→ **Exercise description**: Report how many lines in the entries below hold the word "JSON". Your answer is that number alone.

→ **Component data from apps and pages**:
▶
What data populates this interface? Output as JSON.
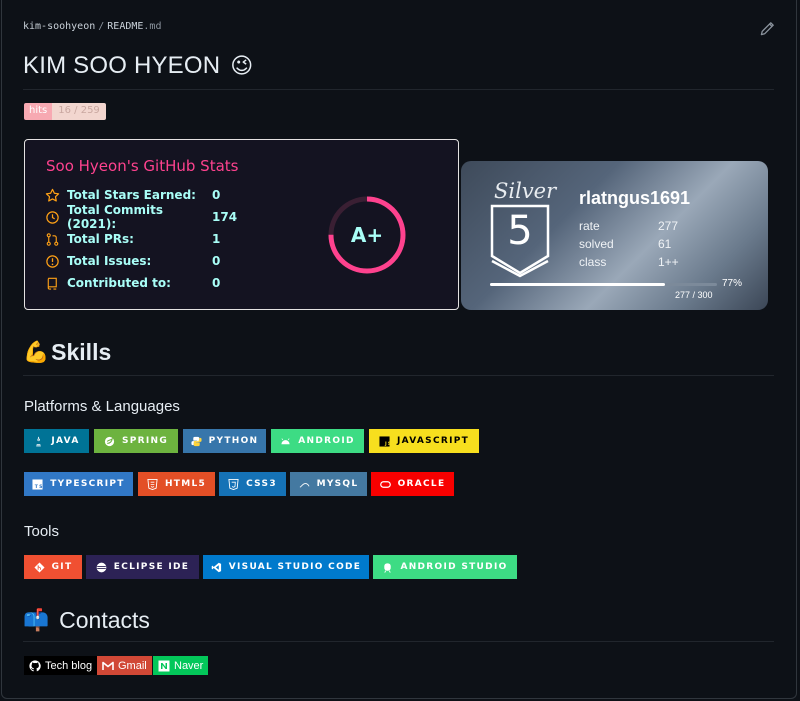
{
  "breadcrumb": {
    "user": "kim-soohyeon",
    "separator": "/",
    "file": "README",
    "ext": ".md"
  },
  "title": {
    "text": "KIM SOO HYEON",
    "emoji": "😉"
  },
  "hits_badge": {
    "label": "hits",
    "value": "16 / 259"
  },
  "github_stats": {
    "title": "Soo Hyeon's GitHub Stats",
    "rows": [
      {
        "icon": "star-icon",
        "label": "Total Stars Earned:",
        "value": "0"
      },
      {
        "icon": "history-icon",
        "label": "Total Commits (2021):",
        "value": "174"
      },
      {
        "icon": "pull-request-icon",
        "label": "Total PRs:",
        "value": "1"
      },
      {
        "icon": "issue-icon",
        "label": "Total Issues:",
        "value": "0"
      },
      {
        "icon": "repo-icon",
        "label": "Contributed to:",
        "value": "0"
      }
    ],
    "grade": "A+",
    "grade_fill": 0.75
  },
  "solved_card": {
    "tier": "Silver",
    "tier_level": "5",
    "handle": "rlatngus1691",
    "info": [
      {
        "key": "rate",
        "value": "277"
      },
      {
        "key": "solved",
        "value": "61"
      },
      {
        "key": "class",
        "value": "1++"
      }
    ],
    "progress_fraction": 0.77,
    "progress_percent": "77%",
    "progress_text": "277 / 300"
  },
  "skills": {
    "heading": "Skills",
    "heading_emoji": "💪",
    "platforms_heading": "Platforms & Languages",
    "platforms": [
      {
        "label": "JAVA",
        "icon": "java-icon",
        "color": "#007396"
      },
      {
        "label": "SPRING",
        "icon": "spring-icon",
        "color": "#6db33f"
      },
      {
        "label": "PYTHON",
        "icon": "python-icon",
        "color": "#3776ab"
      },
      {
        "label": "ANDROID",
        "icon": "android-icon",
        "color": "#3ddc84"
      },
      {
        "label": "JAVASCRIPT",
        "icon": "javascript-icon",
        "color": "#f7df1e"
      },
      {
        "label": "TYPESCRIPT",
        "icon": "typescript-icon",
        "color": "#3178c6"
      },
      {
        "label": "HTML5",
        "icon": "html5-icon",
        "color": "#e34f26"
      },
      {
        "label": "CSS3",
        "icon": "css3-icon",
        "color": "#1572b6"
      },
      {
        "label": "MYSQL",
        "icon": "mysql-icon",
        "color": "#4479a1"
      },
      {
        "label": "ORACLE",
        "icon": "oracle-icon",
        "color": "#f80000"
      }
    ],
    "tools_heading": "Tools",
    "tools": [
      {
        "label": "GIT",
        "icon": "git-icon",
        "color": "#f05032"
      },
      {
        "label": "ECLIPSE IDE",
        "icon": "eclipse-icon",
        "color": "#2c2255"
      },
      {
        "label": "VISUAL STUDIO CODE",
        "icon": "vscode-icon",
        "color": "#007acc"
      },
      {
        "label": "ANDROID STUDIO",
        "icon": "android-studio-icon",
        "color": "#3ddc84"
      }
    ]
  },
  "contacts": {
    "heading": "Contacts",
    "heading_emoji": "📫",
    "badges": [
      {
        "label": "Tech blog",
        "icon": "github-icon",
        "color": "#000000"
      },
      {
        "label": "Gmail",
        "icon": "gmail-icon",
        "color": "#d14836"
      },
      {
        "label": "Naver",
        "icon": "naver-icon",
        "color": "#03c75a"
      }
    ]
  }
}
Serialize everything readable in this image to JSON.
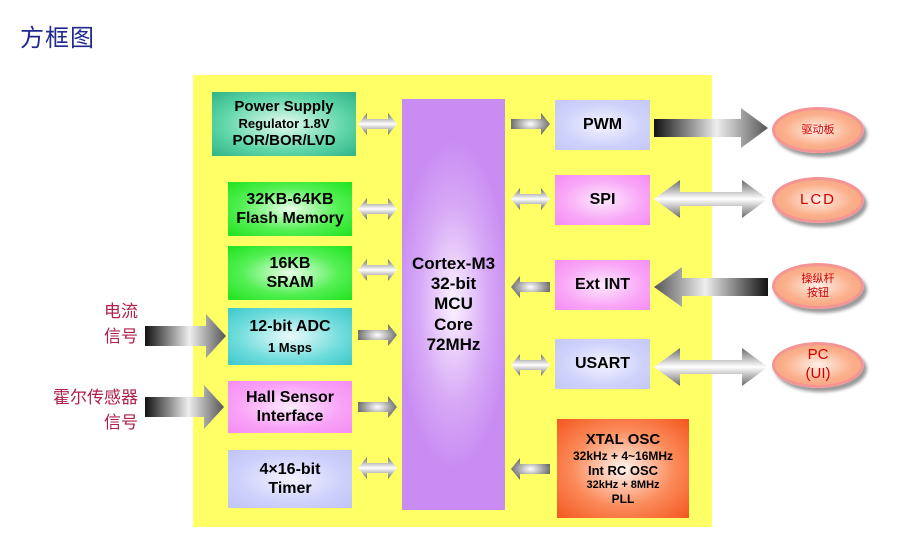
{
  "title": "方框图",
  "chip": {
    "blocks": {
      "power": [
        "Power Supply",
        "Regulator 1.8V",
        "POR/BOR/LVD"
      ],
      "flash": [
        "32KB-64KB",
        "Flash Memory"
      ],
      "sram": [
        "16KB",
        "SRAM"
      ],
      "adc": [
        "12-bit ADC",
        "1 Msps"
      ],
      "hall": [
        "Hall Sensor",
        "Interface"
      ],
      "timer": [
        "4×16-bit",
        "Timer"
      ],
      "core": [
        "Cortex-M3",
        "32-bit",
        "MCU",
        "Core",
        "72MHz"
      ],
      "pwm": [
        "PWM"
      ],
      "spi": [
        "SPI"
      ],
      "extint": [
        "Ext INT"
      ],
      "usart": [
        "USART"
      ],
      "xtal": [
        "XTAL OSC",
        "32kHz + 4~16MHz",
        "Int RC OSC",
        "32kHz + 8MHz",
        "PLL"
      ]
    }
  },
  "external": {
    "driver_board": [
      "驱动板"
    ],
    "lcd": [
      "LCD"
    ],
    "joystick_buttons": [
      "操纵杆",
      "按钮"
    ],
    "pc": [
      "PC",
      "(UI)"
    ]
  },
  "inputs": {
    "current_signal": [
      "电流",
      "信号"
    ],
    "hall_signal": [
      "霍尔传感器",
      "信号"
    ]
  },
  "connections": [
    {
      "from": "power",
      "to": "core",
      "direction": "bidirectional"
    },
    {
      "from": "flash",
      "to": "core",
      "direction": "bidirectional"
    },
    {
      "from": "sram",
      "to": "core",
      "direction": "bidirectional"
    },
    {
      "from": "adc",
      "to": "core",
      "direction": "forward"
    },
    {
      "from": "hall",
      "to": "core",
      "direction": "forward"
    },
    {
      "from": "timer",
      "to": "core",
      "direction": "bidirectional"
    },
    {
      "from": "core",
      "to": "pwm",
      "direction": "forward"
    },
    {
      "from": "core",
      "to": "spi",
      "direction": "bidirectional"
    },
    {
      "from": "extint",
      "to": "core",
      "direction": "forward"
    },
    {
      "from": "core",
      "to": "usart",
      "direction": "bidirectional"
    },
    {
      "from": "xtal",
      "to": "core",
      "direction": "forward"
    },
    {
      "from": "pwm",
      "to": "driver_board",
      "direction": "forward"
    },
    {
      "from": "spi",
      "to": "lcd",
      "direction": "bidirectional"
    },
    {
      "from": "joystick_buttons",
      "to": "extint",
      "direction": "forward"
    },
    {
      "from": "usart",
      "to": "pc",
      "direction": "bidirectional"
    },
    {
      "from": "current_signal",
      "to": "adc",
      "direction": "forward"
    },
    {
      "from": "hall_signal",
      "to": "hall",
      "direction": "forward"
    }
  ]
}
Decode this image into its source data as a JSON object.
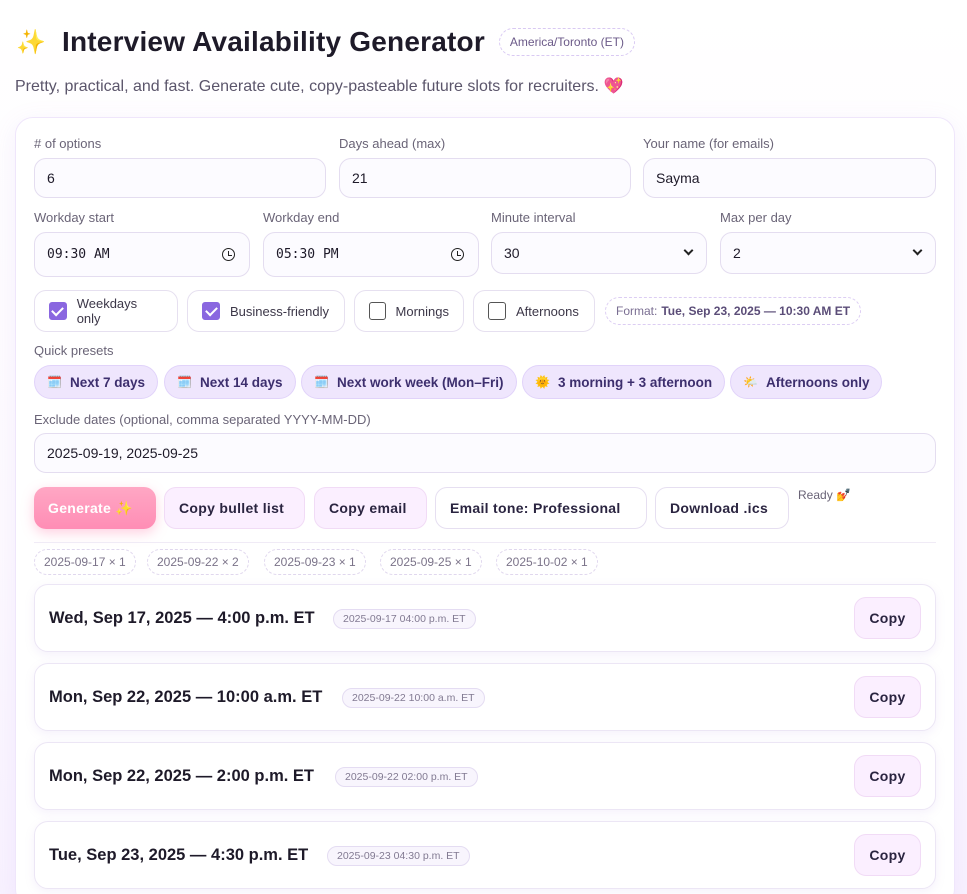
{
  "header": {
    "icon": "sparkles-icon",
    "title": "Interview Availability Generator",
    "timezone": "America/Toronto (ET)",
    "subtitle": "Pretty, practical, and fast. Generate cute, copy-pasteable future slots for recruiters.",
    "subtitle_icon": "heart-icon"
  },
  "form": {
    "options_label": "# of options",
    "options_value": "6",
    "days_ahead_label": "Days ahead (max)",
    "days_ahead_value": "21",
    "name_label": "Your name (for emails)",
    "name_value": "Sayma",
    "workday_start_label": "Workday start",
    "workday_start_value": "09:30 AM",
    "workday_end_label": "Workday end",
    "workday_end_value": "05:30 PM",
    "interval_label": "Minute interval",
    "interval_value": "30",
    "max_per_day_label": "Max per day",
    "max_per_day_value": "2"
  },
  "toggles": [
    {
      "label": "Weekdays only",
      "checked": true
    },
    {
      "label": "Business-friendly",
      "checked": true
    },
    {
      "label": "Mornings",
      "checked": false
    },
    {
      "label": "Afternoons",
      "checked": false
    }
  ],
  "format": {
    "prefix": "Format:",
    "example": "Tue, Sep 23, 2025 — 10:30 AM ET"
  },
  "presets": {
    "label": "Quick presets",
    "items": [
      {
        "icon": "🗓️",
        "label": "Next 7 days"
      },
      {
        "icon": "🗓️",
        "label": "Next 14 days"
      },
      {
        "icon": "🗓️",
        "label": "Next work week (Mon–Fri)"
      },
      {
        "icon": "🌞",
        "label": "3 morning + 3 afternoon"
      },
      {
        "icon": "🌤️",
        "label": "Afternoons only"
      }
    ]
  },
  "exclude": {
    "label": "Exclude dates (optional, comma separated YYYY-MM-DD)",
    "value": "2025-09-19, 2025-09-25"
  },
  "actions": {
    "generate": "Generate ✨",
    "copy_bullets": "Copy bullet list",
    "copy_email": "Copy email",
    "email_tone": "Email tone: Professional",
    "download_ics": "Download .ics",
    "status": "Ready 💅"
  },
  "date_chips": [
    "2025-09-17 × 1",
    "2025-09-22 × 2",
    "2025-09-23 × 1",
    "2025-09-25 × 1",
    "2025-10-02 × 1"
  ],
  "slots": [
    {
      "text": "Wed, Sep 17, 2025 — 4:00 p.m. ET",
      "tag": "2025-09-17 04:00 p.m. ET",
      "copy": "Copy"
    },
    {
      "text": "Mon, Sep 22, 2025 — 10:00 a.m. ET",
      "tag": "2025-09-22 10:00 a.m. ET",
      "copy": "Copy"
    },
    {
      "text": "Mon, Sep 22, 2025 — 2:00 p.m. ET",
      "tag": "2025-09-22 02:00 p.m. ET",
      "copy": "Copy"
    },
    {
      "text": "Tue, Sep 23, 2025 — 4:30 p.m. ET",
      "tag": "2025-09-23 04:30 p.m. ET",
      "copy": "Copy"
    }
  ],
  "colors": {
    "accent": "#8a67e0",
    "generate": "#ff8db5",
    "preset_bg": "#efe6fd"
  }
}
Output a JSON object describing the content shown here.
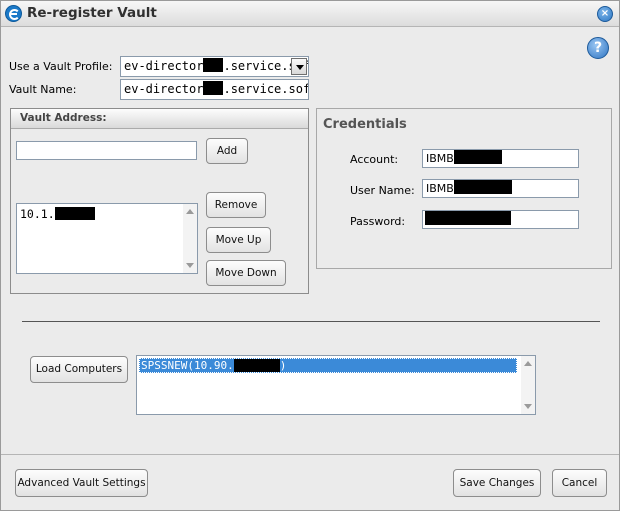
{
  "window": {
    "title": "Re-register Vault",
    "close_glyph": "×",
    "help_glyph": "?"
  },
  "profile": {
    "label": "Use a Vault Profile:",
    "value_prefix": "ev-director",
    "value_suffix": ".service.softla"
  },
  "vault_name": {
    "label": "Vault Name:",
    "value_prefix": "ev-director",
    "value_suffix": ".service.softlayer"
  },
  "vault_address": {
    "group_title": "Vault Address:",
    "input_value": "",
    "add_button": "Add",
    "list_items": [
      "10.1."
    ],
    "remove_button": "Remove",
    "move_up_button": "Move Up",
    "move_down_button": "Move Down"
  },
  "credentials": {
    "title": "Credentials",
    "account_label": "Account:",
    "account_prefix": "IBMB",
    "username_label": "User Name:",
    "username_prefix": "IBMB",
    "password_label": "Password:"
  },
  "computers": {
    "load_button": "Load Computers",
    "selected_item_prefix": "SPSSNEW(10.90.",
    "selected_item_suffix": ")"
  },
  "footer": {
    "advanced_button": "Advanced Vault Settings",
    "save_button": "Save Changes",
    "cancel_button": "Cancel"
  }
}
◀
→ **Output**: 4